The problem of course, is that the Equation does not make clear that the function $F$ should take a pair of variables: the charge and its vector. It's assumed implicity, and thus one more thing to be confused about. The same function is given by efield_force where the type makes it clear that the field is parameterized by both a position vector and a charge.

Conclusion

In this essay, I looked at the connection between fields and currying in functional languages. I used as examples, fields as found in gravity and electrostatics to elucidate the concept with a couple simple visualizations. I also traced where this road leads when followed along through to quantum mechanics. I observed that in quantum field theory, particles can (be loosely) labeled as oscillations of a field, making the field concept more primary. Yet, in what sense is a function—which has been only partially specialized by application of a few parameters—fluctuating? The field concept must have a second meaning here, referring to the space over which the field function can be applied. A further complication is that the field is defined over functions so the issue remains, in what sense is a function fluctuating? It is not clear to me but, these functions corresponding to observables are analogous to random variables, which in turn index a structure, mapping it to some measurable space. A probability distribution can be generated from them and presumably, interactions and measurements must in some sense "sample" from our "random variable".

Recalling that the fluctuations are periodic, we can dispense with particles to focus on "fields", a function whose computational representation would have (recursive, because it persists) periodic state changes and defined over an appropriate space. The field would be defined over functions that yield distributions, reminiscent of a function which indexes into a space of probabilistic programs. Virtual particles would themselves be analogized by transitory state changes (in computing terms, imagine values which do not persist once the scope of a function is exited) across message passing persistent computations (our approximation of fields).
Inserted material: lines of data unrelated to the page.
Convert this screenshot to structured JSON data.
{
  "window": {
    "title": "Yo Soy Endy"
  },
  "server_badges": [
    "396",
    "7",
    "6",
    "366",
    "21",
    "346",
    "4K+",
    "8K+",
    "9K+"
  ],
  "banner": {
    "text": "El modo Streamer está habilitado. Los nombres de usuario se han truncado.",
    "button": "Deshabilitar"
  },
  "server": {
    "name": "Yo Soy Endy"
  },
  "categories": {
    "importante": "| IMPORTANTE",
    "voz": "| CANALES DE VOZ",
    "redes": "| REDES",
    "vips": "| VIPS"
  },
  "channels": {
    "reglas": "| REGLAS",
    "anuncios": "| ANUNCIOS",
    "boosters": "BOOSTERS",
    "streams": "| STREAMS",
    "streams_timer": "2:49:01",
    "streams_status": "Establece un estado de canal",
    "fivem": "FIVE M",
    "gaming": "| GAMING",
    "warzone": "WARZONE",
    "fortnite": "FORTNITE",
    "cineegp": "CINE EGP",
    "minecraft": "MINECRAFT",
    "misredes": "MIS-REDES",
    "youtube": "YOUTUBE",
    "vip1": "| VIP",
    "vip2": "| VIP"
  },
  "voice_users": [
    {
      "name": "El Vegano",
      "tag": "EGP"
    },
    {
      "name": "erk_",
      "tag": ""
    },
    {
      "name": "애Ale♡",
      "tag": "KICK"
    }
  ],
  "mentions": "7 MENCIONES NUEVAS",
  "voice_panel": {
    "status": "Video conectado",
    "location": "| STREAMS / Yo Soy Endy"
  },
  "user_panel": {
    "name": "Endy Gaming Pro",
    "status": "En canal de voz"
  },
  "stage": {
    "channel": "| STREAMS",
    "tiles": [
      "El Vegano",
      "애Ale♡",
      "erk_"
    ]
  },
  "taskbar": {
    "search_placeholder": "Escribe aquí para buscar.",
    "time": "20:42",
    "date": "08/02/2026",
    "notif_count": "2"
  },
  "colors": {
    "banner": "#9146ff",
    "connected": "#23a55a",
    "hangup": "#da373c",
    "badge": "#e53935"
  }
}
I've taken many liberties in drawing the analogies above and, beyond the field/curry link, and, while speculation on the nature of quantum fields are not exactly correct, I do think they inhabit a useful plane of accuracy somewhere between precise knowledge and lay intuition.